It was extended in the late 1920s with the addition of 80 new rooms and a ballroom while the lobby was redesigned by art deco pioneer Oswald Milne (much of that decoration, including work by Basil Ionides, remains).

The hotel’s reputation as a place to stay among the well-to-do was given a significant boost when Empress Eugenie, wife of French Emperor Napoleon III stayed in 1860 and entertained Queen Victoria and Prince Albert.

It was also favoured by exiled royals during World War II including King Peter II and Queen Alexandria of Yugoslavia all staying here. In fact, their son, Crown Prince Alexander II, was born in suite 212 in 1945 (now named the Prince Alexander Suite).

The story goes that Prime Minister Winston Churchill declared the suite Yugoslav territory for a day (although evidence supporting the story about Churchill’s involvement is apparently scarce). It’s also said that a spadeful of dirt from Yugoslavia was placed under the bed so the Crown Prince could literally be born on Yugoslav soil (but there’s no mention of this aspect of the story on Crown Prince Alexander II’s official website).

Churchill and Clementine stayed in a suite here on the sixth floor after the wartime PM’s unexpected defeat in the general election of 1945.

Other luminaries to have stayed here include American actors Cary Grant, Katharine (and Audrey) Hepburn, Yul Brynner and Bing Crosby (Spencer Tracey famously said he didn’t want to go to heaven when he died but to Claridge’s) as well as director Alfred Hitchcock, Aristotle and Jackie Onassis, and, more recently, everyone from Mick Jagger and Madonna to Brad Pitt and Tom Cruise. Kate Moss celebrated her 30th birthday here.

And, of course, royals including the late Queen Mother, Queen Elizabeth II and Prince Phillip have all been regular diners.

The hotel, which underwent a major restoration from 1996 and saw 25 new suites designed by David Linley opened in 2012, is now part of the Maybourne Hotel Group, having parted ways with the Savoy Hotel in the mid-noughties.

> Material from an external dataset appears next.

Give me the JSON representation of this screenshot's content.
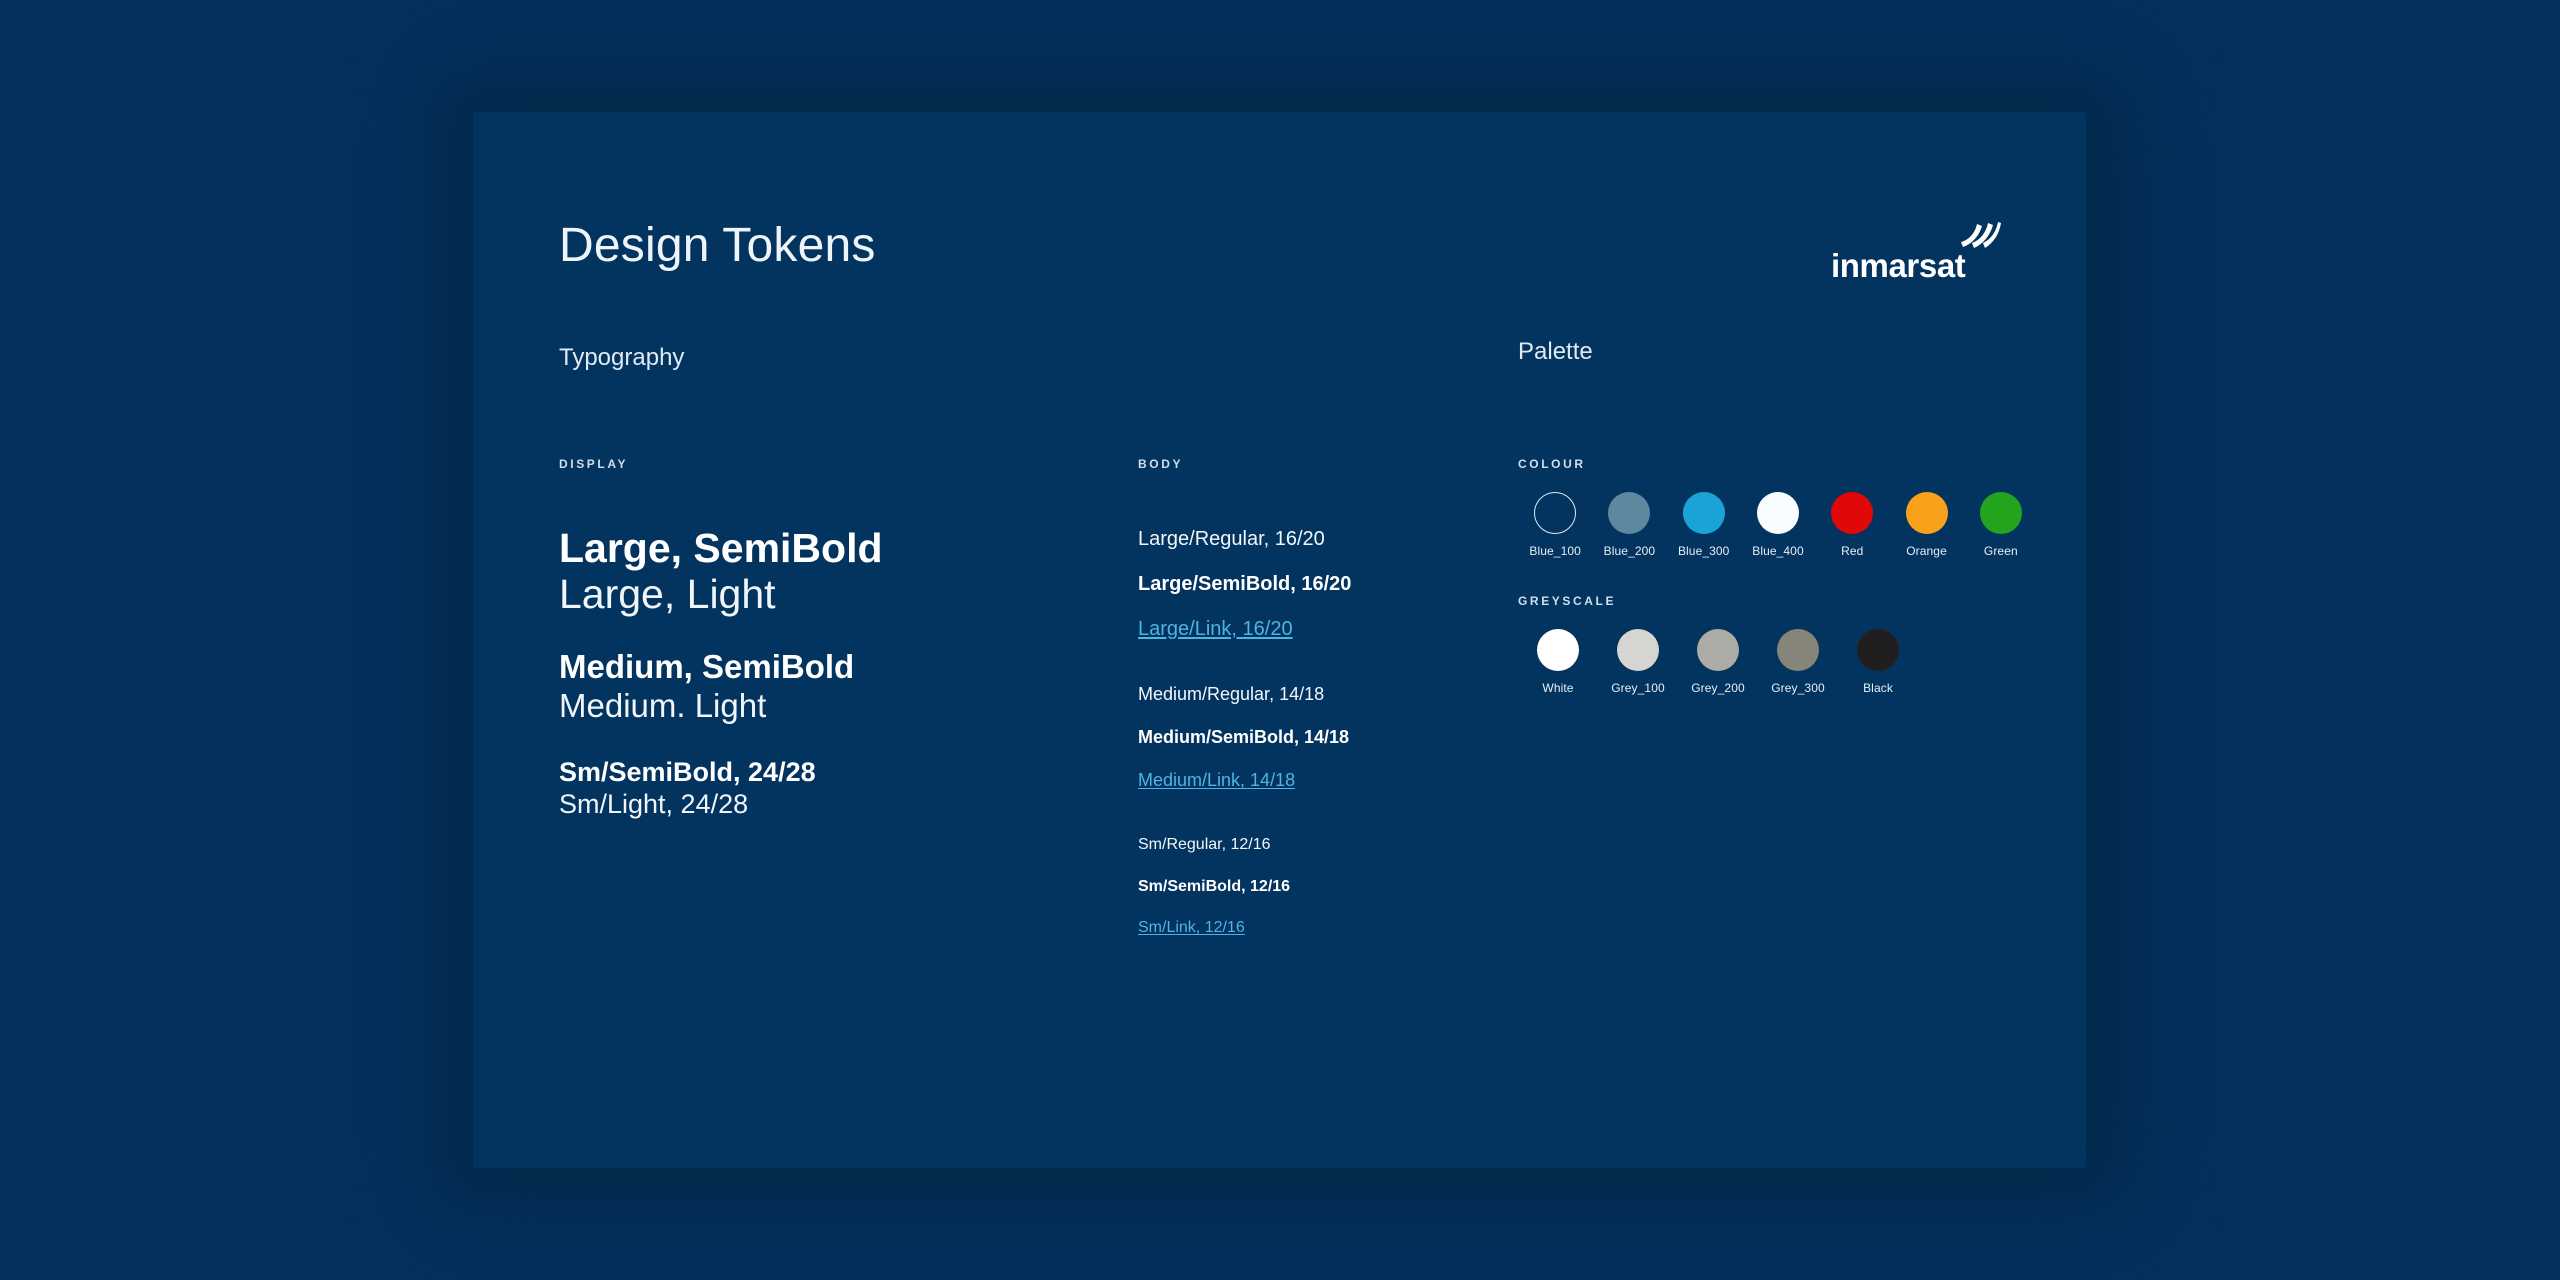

Current facilities include the restaurant Fera at Claridge’s (this opened in 2014 after the closure of Gordon Ramsay at Claridge’s in 2013) as well as The Foyer & Reading Room (where afternoon tea is served), The Fumoir cocktail bar, Claridge’s Bar and a health club and spa.

The Claridge’s Christmas Tree is a much anticipated part of London’s festive season, with recent years seeing a different world-renowned designer taking on the task of decorating it, including the likes of John Galliano, Domenico Dolce and Stefano Gabbana, and Christopher Bailey of Burberry.

The hotel was the subject of a three part documentary, Inside Claridges, in December, 2012.

For more, see www.claridges.co.uk.

PICTURE: Tim Westcott (licensed under CC BY-SA 2.0)

 

This important Kensington thoroughfare runs through the heart of South Kensington’s world-famous museum precinct from Thurloe Place, just south of Cromwell Road, all the way to Hyde Park.

Along its length, it takes in such important institutions as the Victoria & Albert Museum, the Natural History Museum, Science Museum and Imperial College London while Royal Albert Hall is only a stone’s throw to the west.

It was, as might be expected given the name, indeed laid out as part of Prince Albert’s grand scheme surrounding the Great Exhibition of 1851 as a means of accessing the vast Crystal Palace which was located in Hyde Park (before moving out to south London).

It wasn’t the only road in the area built specifically for that purpose – the transecting Cromwell Road and Queen’s Gate, which runs in parallel and, yes, is named for Queen Victoria, were also built for to provide access to the Great Exhibition.

After the exhibition was over, Exhibition Road formed part of the precinct known as “Albertopolis” in which, inspired by the Great Exhibition, became something of a knowledge and cultural centre featuring various museums and the great concert hall which sadly Albert didn’t live long enough to see.

In the 2000s, a scheme to give pedestrians greater priority along the road was realised (in time for the 2012 Olympics).

PICTURE: Looking north along Exhibition Road from the intersection with Cromwell Road (the Natural History Museum is on the left; the Victoria & Albert Museum – and the Aston Webb Screen – on the right)/Google Maps.